Report the number of lines in the records below that contain the word "daemons", and nothing more.

-------- Data to use --------

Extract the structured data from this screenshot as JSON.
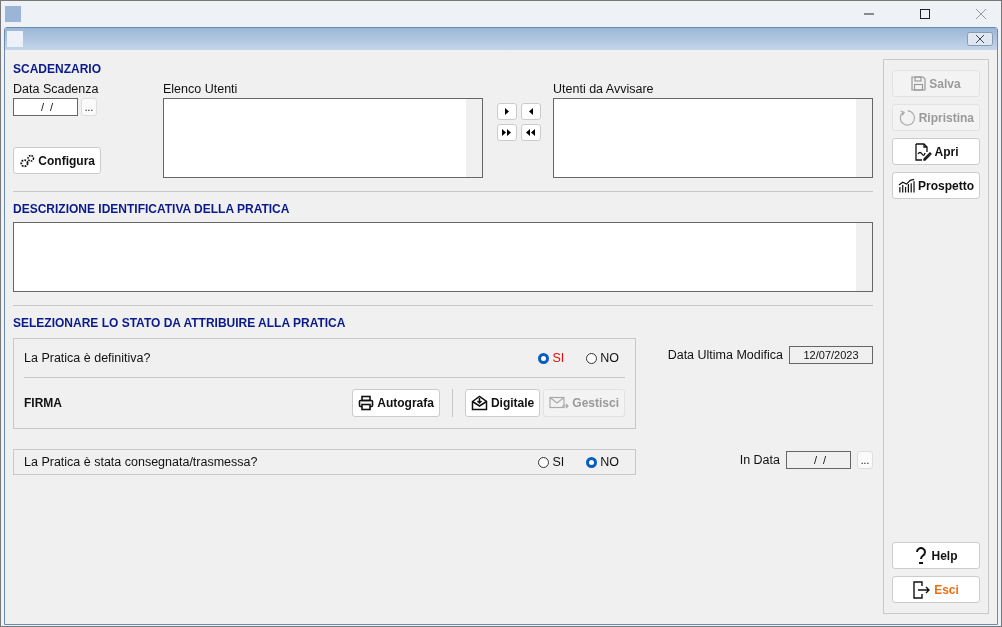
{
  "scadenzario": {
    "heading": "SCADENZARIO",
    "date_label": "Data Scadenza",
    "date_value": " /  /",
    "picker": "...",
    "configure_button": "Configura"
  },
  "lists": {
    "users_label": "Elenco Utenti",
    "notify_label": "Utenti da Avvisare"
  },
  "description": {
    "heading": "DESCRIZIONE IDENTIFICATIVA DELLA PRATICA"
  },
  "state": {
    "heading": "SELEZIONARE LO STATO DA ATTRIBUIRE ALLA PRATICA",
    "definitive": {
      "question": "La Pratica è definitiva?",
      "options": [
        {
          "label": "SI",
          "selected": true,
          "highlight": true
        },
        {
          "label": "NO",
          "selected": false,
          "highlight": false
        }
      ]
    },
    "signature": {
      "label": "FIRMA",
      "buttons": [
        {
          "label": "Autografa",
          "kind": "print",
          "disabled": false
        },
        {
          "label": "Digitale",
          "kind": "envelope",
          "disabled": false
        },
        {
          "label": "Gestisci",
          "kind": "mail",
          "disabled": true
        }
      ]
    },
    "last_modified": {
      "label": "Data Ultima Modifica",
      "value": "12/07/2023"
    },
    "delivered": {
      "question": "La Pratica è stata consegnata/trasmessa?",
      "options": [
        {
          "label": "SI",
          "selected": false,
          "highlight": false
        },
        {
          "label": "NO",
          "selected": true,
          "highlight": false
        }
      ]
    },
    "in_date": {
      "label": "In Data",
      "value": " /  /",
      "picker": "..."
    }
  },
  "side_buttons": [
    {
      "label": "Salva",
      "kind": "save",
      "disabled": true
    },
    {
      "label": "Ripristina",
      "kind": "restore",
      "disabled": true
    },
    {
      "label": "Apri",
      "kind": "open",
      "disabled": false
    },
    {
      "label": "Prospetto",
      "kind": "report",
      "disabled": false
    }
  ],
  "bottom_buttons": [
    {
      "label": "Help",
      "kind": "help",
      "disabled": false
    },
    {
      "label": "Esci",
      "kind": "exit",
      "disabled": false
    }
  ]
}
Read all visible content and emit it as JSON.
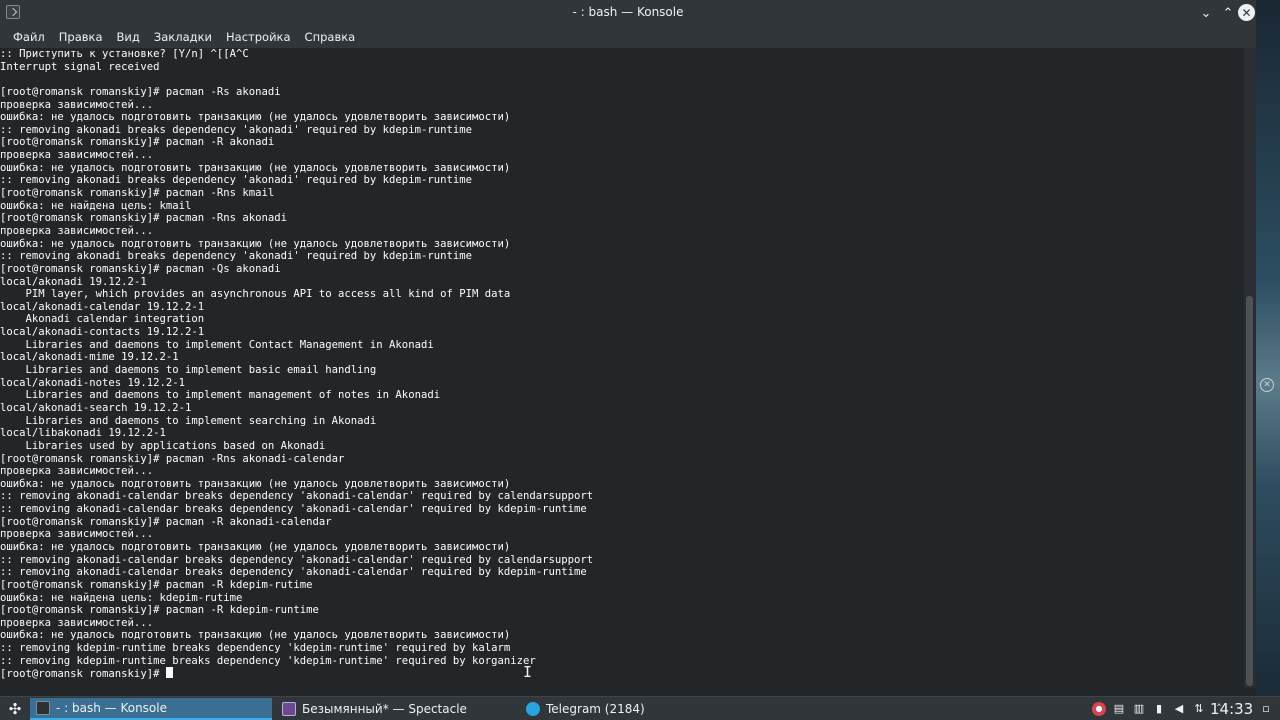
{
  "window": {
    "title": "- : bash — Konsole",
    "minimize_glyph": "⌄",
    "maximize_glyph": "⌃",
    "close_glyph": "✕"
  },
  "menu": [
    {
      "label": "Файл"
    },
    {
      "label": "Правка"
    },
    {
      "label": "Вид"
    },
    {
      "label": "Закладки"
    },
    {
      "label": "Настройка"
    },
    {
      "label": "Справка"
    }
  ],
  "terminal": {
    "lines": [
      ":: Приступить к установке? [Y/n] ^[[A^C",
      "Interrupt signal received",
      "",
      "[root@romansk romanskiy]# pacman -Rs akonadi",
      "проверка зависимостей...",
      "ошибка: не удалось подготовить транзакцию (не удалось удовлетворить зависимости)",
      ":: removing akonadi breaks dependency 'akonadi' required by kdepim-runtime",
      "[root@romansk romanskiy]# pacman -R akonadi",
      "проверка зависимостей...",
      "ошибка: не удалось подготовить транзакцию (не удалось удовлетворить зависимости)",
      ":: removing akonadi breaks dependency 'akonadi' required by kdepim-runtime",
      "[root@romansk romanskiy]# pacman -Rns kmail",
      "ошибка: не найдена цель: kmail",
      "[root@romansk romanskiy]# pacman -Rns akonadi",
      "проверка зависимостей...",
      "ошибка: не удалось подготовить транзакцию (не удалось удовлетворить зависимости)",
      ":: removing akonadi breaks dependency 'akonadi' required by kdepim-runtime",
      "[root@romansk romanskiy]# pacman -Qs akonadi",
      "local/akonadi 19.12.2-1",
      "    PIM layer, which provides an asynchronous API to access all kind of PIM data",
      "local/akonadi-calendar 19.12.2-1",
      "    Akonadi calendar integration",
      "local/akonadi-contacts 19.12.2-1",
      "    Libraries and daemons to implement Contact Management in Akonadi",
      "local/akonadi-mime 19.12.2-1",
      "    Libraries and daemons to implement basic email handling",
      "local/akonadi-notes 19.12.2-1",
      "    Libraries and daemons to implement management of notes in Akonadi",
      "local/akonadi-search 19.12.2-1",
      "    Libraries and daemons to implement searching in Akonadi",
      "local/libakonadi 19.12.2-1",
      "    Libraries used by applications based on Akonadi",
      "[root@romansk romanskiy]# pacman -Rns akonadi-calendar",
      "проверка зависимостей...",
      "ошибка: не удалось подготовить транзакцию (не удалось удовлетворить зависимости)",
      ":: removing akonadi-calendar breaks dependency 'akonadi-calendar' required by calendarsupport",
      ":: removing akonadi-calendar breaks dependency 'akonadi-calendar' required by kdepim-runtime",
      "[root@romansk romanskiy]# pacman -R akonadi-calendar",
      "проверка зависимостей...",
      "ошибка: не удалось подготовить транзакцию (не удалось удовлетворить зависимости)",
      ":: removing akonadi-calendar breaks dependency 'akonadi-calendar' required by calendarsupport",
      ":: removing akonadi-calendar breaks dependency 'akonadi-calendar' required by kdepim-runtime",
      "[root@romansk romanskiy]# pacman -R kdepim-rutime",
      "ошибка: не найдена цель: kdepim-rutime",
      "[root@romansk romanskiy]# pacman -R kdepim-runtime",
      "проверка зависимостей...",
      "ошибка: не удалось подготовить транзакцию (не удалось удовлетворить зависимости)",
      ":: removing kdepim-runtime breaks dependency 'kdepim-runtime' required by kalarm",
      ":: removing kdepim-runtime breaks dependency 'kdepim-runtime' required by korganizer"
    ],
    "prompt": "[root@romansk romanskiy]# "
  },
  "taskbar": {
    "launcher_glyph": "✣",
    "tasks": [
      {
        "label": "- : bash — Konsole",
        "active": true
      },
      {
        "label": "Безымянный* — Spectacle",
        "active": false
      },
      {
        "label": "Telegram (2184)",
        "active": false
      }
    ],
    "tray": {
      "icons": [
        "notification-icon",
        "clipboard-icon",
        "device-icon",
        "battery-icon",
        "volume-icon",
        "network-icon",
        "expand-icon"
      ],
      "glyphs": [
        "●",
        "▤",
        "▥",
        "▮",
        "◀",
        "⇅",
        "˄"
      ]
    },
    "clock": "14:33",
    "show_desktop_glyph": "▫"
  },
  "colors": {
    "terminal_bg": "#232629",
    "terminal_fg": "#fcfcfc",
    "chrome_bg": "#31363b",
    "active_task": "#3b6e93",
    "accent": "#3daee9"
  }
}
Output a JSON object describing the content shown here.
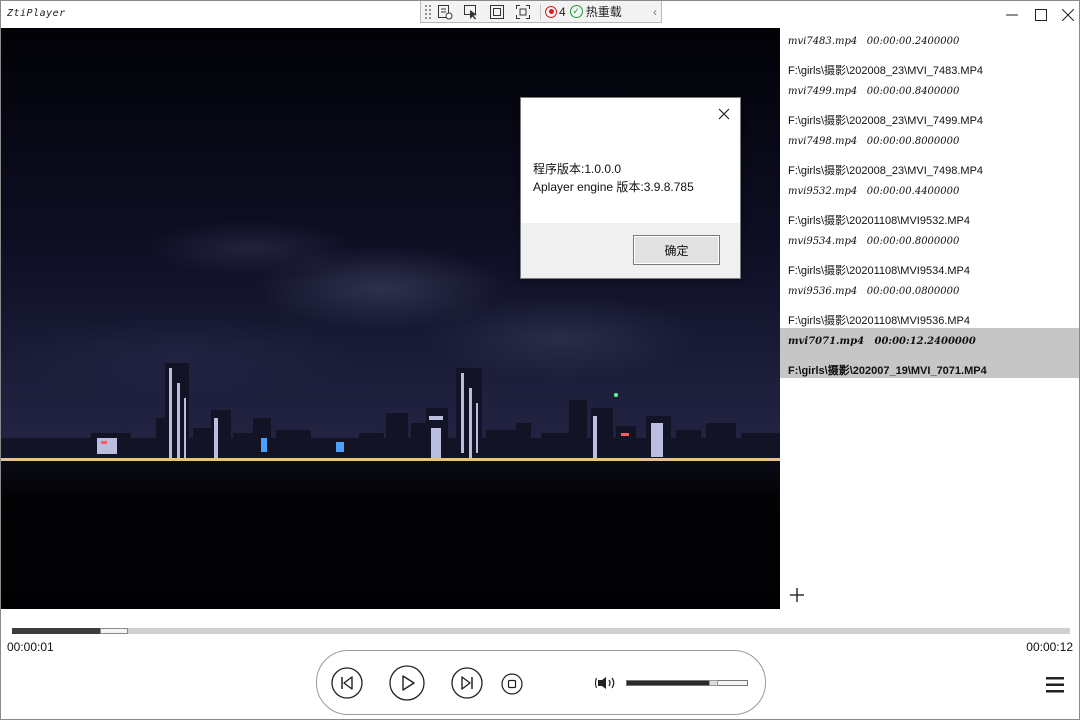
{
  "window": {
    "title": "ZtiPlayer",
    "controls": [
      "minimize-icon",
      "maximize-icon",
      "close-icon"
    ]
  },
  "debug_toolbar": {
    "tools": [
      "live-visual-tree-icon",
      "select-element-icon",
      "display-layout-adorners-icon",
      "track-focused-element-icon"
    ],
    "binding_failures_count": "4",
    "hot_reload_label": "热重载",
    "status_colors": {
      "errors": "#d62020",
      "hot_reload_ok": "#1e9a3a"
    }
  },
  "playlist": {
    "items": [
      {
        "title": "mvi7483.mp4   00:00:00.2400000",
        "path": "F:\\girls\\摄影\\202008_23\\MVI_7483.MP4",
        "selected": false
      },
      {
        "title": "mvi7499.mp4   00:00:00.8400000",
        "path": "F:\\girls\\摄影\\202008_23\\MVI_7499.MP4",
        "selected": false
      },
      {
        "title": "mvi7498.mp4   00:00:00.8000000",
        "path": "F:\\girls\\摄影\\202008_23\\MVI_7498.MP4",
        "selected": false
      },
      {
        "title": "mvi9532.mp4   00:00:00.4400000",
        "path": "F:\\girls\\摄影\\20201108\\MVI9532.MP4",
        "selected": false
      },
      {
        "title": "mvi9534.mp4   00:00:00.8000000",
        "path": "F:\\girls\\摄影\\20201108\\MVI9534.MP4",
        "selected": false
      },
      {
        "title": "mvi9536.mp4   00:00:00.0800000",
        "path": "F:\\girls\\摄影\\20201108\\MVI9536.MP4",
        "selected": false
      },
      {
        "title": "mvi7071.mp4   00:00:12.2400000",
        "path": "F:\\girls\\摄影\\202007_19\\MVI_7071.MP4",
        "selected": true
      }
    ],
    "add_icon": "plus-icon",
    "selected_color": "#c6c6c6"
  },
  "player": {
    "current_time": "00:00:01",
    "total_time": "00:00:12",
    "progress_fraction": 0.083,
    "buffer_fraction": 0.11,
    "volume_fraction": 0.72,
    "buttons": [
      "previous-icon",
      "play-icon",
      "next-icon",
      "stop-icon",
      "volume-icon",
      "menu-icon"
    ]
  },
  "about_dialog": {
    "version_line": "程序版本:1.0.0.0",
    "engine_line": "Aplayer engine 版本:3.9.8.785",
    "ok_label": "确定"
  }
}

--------

* **Expected output**
4